What does 2011 hold for sustainability? Footprints and transparency – see my article in the Guardian Online here.


The Unbearable Lightness of Thought

Apparently it is a good idea to have a recession if that means you can focus on making money at the expense of everything else. Stefan Stern thinks that “now the recession’s here we can forget all that nonsense about corporate social responsibility (CSR) and get back to trying to make some money”. This seems to me precisely the attitude of the bankers that got us into this mess in the first place.

He may be right to point out that doing good doesn’t necessarily have to be good for business, at least in the short run. Yet isn’t it such short run thinking that is responsible for the long term problems we now face?

And he may be right that much CSR is ‘babies, dolphins and forests’. A lot of CSR reporting does indeed suffer from smiling baby syndrome. But then, that is just poor CSR.

So if the consequences of corporate activity really don’t matter beyond making money, perhaps he should explain whether he thinks it necessary to have a planet around to make money on.


Partial to Confusion

The BBC will not support a Disaster Emergency Committee appeal for Gaza.

Their thinking behind this is that it might compromise the BBC’s impartiality. Quite apart from the controversy over this decision actually being good publicity for the appeal, the thinking behind this view seems very muddled.

Of course the war which caused the humanitarian distress in Gaza is extremely controversial. No-one is expecting the BBC to take sides on that. But why should the need to help people who are suffering be controversial? What on earth could the ‘balancing view’ as to the need to relieve suffering look like?

I look forward to the treatment of this issue in their forthcoming corporate responsibility report…


Constructing the Compact

The Global Compact is facing a real challenge in its handling of the complaint against PetroChina by NGOs.

If it fudges the issue, its credibility will be undermined.  If it de-lists PetroChina, it will appear to be going backwards. So if PetroChina will not respond constructively, then perhaps the Global Compact should.

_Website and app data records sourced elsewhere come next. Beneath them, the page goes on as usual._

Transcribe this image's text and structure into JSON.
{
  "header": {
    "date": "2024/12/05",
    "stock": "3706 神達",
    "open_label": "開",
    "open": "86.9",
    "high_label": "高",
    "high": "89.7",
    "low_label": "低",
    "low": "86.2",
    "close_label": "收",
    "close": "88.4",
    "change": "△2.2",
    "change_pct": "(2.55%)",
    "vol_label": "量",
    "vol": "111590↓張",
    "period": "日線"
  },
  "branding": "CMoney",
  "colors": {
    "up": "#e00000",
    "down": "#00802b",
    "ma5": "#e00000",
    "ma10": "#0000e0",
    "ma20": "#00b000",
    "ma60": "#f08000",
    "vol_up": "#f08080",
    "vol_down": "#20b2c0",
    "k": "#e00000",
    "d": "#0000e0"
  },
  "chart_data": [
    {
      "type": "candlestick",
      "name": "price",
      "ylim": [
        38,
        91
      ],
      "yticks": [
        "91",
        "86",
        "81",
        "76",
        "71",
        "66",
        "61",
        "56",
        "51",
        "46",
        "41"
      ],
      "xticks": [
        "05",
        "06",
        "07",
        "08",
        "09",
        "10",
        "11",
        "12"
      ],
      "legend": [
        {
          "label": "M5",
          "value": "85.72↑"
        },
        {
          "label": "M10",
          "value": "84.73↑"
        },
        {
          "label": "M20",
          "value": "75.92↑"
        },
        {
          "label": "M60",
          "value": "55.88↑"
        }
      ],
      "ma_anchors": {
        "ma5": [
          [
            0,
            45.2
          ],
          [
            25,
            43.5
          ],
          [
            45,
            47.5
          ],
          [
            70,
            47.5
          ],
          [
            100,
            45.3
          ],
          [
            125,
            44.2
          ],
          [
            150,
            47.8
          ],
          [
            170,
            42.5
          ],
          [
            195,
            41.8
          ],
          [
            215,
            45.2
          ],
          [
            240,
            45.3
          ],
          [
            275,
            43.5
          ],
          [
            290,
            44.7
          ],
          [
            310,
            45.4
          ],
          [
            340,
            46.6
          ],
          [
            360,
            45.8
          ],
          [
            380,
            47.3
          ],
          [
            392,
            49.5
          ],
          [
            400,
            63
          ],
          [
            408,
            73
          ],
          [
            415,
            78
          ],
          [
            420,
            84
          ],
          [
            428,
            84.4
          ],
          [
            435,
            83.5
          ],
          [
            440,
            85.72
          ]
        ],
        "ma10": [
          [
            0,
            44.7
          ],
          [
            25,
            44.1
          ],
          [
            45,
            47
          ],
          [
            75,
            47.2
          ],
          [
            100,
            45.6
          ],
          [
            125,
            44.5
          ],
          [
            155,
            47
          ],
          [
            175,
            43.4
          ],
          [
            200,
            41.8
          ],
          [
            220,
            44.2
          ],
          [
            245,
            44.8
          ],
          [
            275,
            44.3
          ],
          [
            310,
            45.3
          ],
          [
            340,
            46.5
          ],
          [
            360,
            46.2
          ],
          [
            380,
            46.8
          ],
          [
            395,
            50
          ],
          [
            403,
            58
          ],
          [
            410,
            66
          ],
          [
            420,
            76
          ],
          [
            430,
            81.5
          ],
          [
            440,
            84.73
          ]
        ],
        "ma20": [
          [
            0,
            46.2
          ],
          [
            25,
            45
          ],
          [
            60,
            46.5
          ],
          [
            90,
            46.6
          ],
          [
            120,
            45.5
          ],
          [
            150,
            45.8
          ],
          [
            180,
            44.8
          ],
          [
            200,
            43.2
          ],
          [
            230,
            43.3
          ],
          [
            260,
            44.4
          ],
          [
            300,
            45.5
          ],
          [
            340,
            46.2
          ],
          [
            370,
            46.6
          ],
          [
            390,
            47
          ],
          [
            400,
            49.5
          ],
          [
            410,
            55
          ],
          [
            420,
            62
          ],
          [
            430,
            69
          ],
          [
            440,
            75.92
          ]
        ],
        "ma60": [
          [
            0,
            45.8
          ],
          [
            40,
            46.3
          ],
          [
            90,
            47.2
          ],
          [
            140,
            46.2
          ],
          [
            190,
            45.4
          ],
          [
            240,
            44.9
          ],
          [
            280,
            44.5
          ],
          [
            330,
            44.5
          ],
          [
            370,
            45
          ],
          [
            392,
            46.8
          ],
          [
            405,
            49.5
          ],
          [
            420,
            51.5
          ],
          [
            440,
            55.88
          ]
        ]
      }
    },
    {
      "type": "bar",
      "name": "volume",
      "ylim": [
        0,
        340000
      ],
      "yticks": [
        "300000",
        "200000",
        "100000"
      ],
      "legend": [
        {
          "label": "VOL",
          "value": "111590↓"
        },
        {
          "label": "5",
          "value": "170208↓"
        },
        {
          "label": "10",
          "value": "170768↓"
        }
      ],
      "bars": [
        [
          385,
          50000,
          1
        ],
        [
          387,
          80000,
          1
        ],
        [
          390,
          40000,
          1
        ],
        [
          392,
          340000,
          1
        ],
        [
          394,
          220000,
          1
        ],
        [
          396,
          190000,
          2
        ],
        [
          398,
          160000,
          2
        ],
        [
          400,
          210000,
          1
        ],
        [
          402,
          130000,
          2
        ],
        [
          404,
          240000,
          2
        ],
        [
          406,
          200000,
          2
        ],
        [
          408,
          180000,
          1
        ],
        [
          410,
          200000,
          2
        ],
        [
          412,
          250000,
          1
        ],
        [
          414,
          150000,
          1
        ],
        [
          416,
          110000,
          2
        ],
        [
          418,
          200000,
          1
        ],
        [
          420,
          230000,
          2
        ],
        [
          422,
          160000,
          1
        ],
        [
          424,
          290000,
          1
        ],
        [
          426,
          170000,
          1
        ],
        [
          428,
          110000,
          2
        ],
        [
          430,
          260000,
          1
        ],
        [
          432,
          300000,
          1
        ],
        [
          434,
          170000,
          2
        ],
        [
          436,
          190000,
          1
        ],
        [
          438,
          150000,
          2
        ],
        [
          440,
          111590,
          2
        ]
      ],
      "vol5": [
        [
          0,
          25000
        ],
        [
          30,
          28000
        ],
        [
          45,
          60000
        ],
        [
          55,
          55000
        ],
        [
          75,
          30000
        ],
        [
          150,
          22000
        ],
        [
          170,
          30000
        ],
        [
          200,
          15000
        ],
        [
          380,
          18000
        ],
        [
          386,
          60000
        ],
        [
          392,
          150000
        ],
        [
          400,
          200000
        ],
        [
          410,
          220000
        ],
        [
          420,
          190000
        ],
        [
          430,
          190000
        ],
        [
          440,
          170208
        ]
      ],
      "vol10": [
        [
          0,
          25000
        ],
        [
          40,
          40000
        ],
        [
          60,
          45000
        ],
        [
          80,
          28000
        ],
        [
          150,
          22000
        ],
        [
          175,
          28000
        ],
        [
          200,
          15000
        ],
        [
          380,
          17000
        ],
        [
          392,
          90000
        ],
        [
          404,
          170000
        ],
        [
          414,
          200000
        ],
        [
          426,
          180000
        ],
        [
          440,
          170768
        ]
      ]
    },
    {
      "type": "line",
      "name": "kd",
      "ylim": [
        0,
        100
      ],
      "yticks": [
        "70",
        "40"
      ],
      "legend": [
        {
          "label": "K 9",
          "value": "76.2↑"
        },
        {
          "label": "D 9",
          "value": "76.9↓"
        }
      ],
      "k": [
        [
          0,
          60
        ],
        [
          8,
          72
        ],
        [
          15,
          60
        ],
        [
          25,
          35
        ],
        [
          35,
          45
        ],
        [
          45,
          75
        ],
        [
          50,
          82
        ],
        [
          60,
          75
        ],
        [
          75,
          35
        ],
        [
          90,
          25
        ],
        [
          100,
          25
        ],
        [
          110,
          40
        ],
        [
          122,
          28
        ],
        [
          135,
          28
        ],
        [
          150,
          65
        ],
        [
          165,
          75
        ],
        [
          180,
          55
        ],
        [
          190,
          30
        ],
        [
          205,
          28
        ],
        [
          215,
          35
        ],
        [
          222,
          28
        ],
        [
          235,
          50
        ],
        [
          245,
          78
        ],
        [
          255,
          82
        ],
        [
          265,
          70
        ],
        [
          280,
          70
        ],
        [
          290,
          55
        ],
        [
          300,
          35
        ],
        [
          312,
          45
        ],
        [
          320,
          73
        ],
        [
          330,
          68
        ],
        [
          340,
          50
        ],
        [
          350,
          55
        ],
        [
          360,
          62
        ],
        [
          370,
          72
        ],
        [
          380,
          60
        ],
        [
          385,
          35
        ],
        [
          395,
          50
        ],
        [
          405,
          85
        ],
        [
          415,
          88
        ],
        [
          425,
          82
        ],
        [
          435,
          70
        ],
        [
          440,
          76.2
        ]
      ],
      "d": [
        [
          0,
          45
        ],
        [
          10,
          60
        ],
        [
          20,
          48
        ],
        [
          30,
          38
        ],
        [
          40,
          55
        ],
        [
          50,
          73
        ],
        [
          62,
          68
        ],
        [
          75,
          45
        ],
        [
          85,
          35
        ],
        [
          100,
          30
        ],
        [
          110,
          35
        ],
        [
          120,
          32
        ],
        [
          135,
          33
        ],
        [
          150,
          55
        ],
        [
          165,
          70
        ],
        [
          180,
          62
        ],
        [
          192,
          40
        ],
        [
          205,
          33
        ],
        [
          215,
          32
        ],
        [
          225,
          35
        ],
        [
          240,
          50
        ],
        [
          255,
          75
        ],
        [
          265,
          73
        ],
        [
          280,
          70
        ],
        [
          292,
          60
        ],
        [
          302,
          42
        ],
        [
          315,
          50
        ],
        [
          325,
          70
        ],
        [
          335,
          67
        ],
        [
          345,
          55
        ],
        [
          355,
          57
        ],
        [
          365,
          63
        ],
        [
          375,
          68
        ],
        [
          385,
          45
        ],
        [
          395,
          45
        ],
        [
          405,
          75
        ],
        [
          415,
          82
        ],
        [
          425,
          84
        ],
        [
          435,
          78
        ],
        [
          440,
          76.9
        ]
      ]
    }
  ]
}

One root of the problem is the structure of the Global Compact.  It combines setting the standard with judging those who try to apply it.  This gives it the potential for conflicts of interest.  Dealing with such issues is a well-trodden path.  Maybe it is time the Global Compact set out on that journey.